(MATERIAL TO PROCESS Opens)

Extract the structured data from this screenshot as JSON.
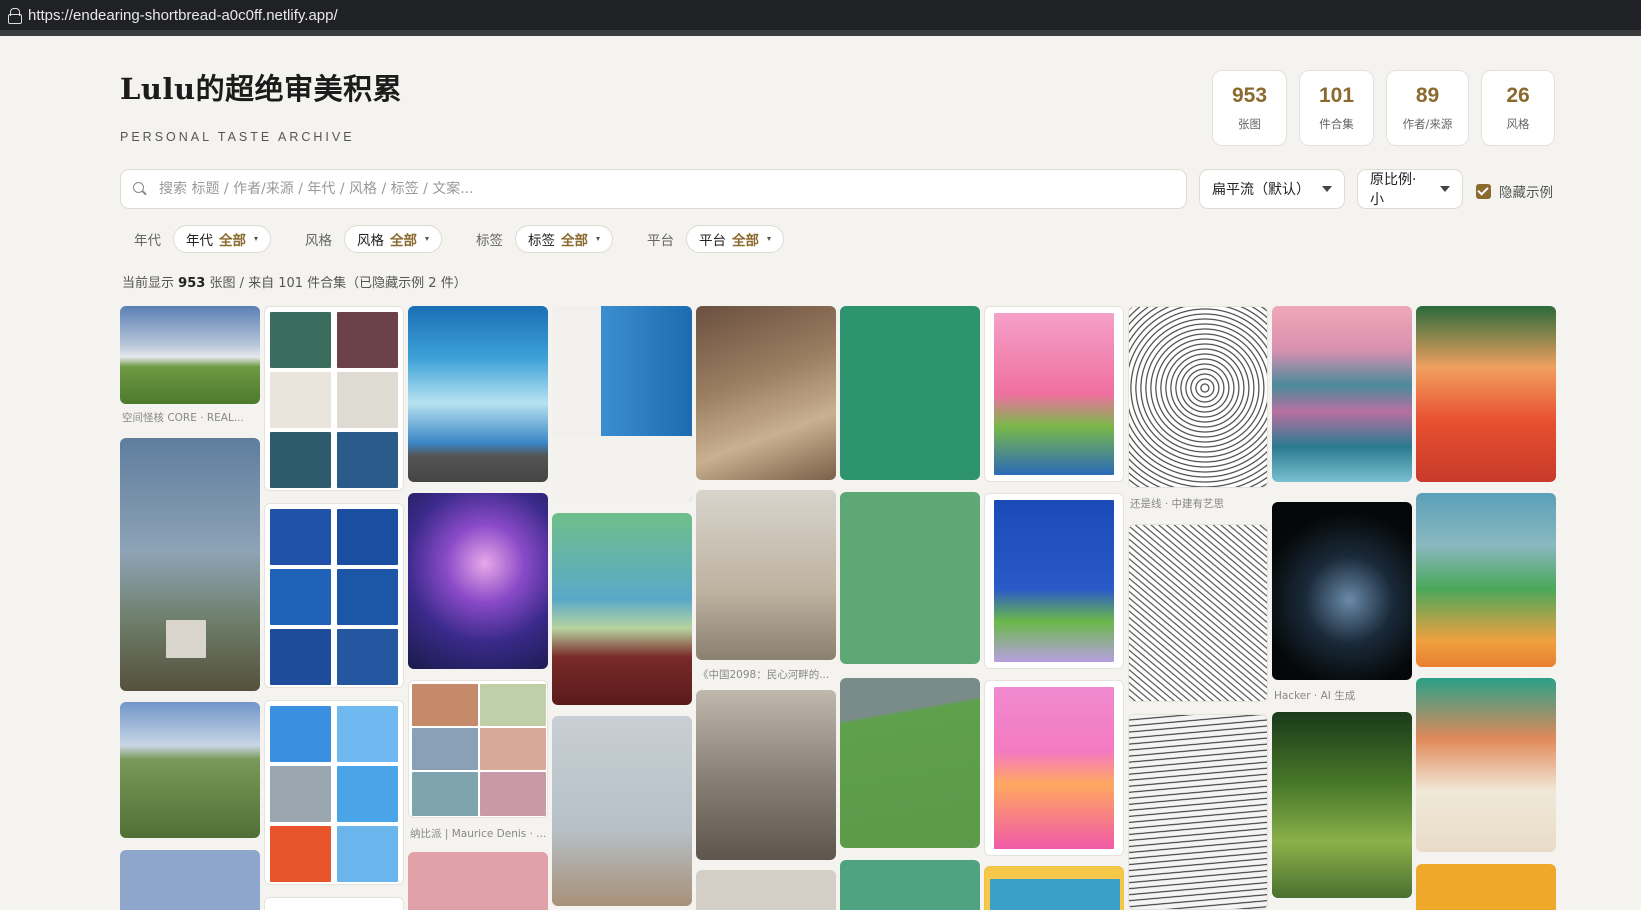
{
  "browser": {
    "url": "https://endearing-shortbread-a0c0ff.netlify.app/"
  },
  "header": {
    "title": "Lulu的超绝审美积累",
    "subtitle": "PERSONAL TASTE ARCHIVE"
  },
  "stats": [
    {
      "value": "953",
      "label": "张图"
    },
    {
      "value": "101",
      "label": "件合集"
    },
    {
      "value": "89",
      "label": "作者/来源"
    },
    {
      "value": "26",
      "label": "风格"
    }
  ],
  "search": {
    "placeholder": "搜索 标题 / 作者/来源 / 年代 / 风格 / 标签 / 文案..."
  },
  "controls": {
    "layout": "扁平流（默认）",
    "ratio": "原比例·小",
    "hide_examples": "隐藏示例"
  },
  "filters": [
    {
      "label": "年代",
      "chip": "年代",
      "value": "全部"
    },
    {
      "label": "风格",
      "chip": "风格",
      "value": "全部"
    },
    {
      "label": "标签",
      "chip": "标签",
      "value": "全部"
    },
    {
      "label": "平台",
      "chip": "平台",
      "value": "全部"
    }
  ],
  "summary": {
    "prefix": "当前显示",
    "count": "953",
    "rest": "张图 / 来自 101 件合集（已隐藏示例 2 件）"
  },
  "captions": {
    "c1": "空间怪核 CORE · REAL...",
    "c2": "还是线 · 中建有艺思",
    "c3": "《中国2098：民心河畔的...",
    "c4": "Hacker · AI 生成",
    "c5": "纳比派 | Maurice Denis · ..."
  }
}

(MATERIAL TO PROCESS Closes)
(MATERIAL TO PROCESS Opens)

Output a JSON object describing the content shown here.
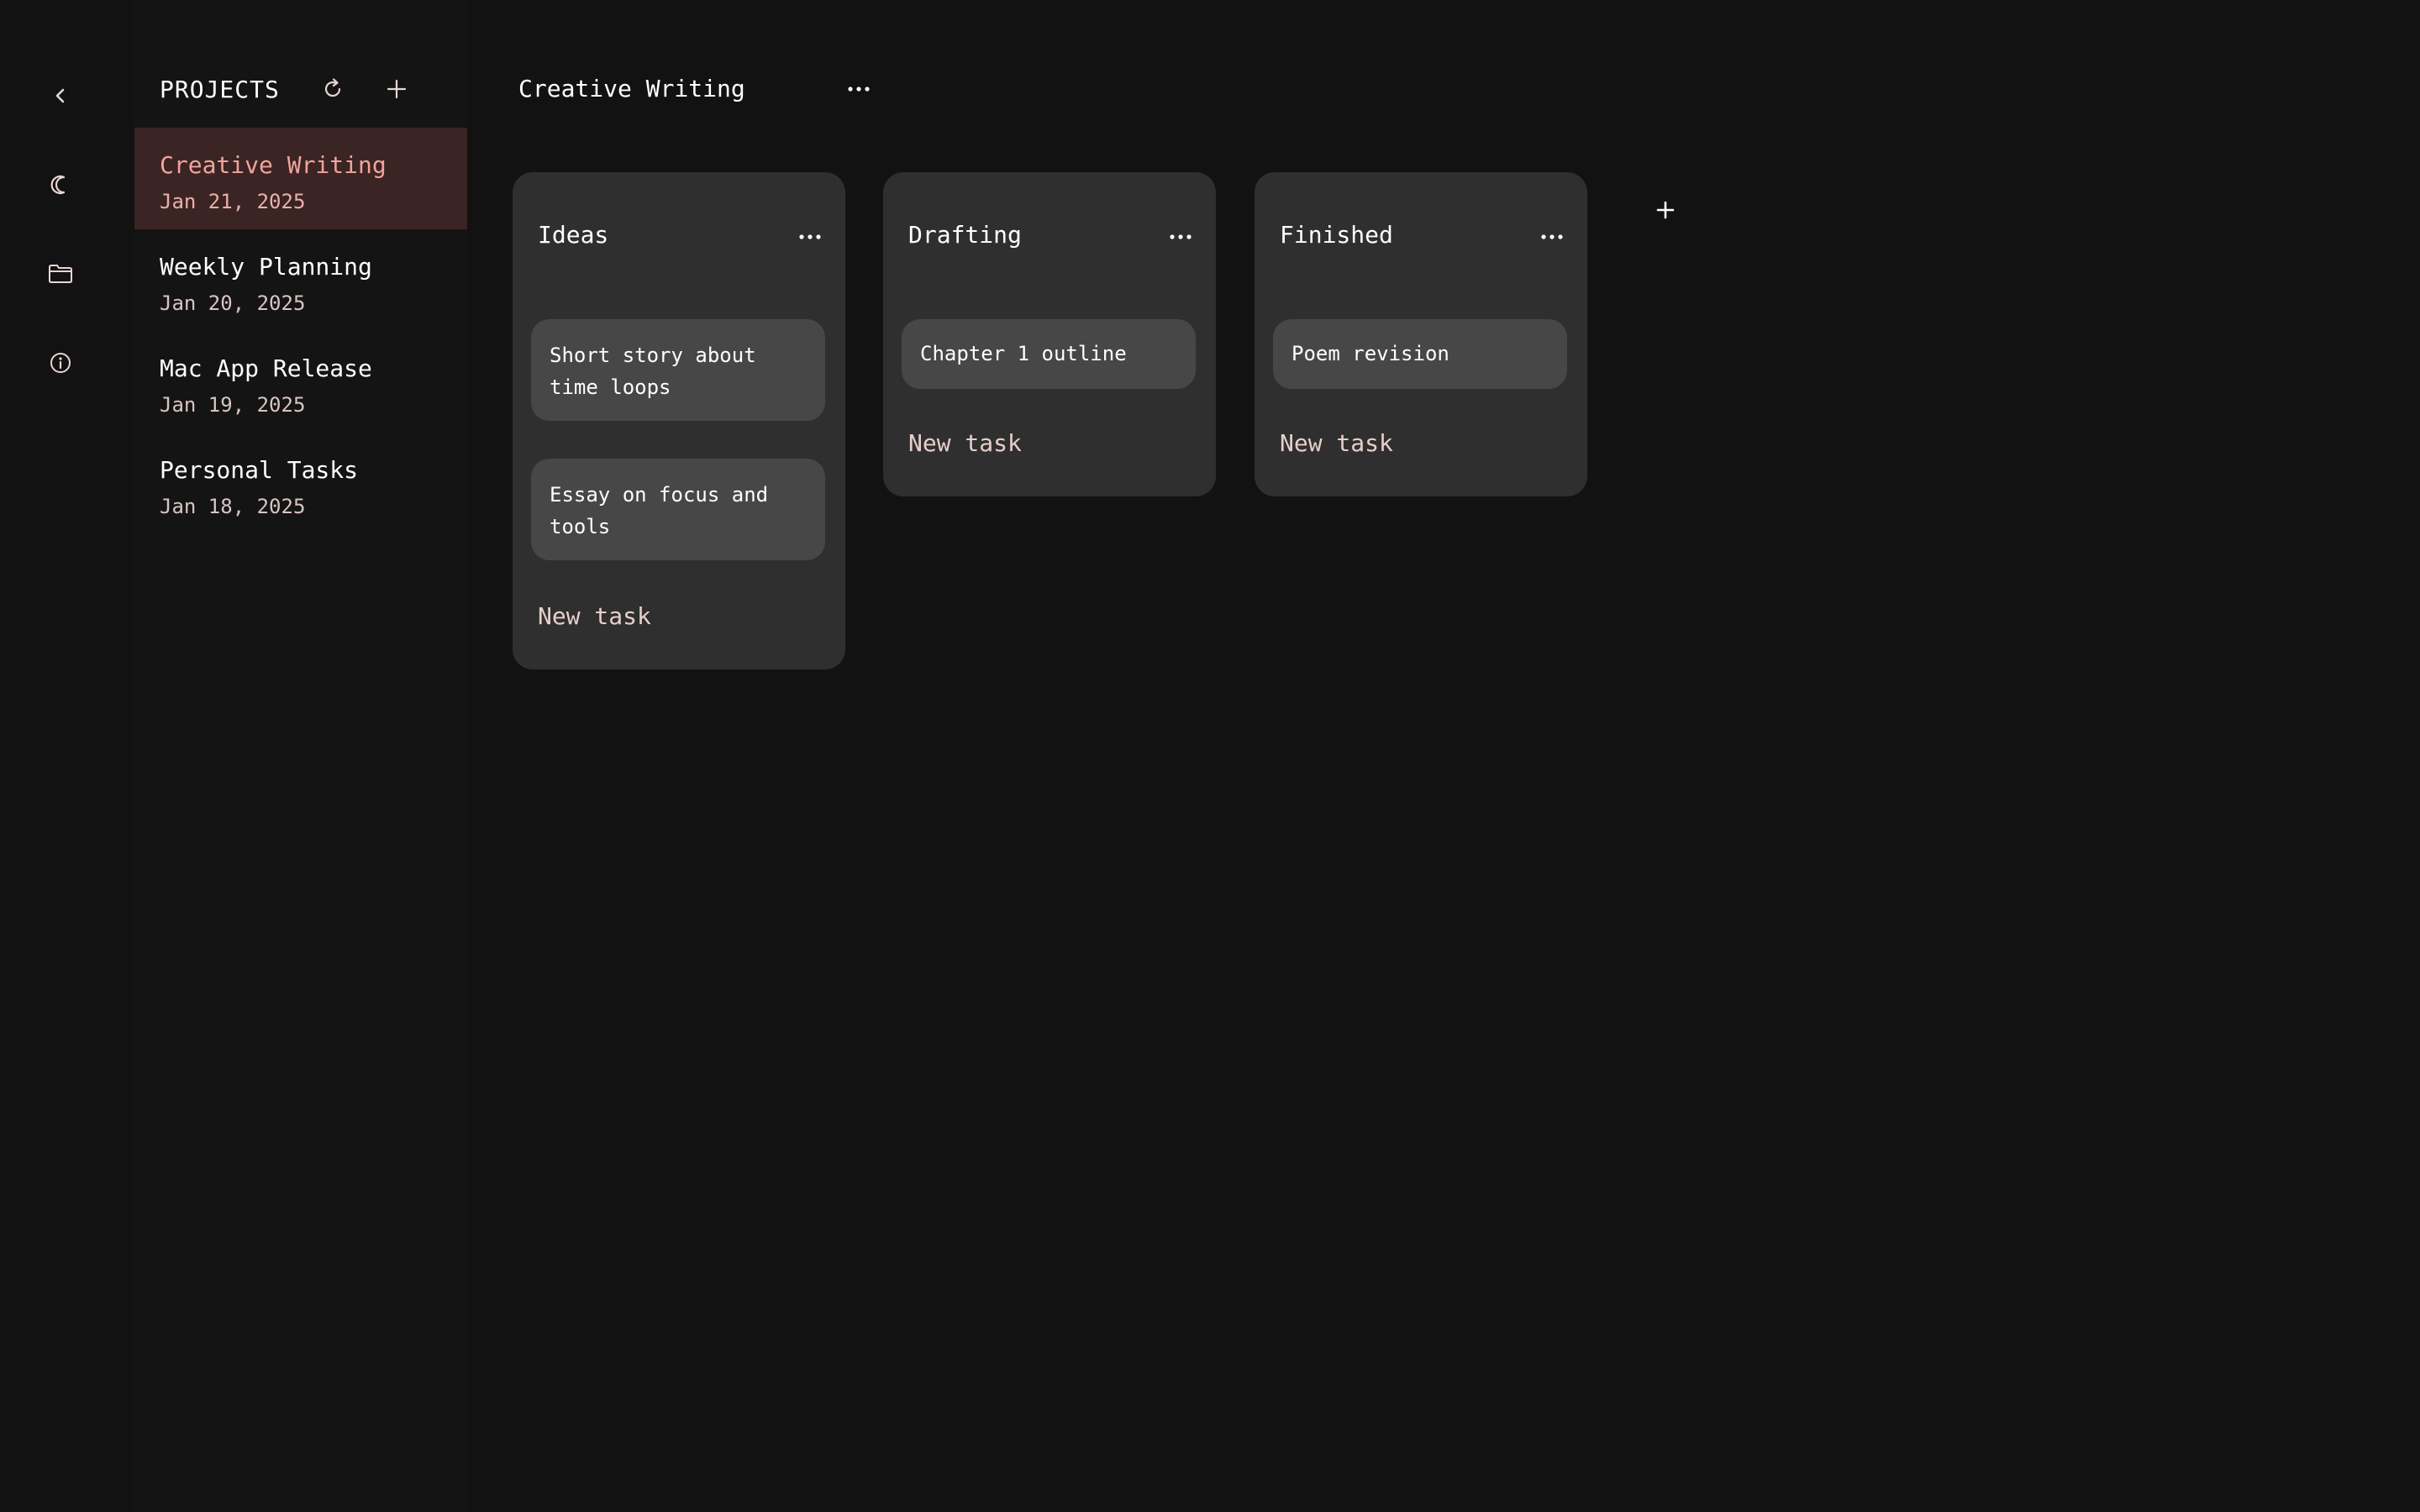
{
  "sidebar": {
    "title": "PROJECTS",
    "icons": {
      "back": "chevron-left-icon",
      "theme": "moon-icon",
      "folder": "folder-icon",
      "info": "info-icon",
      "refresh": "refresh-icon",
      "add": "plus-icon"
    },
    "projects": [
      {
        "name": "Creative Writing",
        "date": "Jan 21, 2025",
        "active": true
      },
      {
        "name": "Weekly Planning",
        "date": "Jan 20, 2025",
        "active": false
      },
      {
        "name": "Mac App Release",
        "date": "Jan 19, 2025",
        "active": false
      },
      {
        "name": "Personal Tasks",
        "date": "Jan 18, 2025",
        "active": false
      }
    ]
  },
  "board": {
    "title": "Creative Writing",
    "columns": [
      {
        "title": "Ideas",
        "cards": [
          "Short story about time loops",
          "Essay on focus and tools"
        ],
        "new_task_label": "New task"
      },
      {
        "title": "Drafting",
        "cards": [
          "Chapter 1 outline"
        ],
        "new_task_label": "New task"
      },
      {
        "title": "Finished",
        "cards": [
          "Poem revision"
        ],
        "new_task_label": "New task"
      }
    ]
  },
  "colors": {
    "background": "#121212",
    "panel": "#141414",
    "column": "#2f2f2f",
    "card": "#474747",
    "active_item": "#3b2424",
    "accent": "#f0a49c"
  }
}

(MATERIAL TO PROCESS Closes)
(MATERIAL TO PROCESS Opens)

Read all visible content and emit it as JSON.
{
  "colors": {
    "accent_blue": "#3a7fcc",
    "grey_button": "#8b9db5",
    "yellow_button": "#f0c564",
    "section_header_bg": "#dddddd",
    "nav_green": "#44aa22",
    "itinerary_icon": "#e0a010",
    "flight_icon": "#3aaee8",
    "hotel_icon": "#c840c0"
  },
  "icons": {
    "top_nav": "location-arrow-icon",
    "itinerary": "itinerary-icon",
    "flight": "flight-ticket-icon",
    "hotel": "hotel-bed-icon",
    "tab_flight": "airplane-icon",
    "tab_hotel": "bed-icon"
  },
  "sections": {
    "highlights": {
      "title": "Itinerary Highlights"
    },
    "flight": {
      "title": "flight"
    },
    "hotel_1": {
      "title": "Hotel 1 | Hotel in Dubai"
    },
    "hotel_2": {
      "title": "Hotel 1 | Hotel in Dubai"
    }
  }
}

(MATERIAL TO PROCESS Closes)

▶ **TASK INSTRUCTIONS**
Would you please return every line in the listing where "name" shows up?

▶ **YOUR SOLUTION**
        "name": "Creative Writing",
        "name": "Weekly Planning",
        "name": "Mac App Release",
        "name": "Personal Tasks",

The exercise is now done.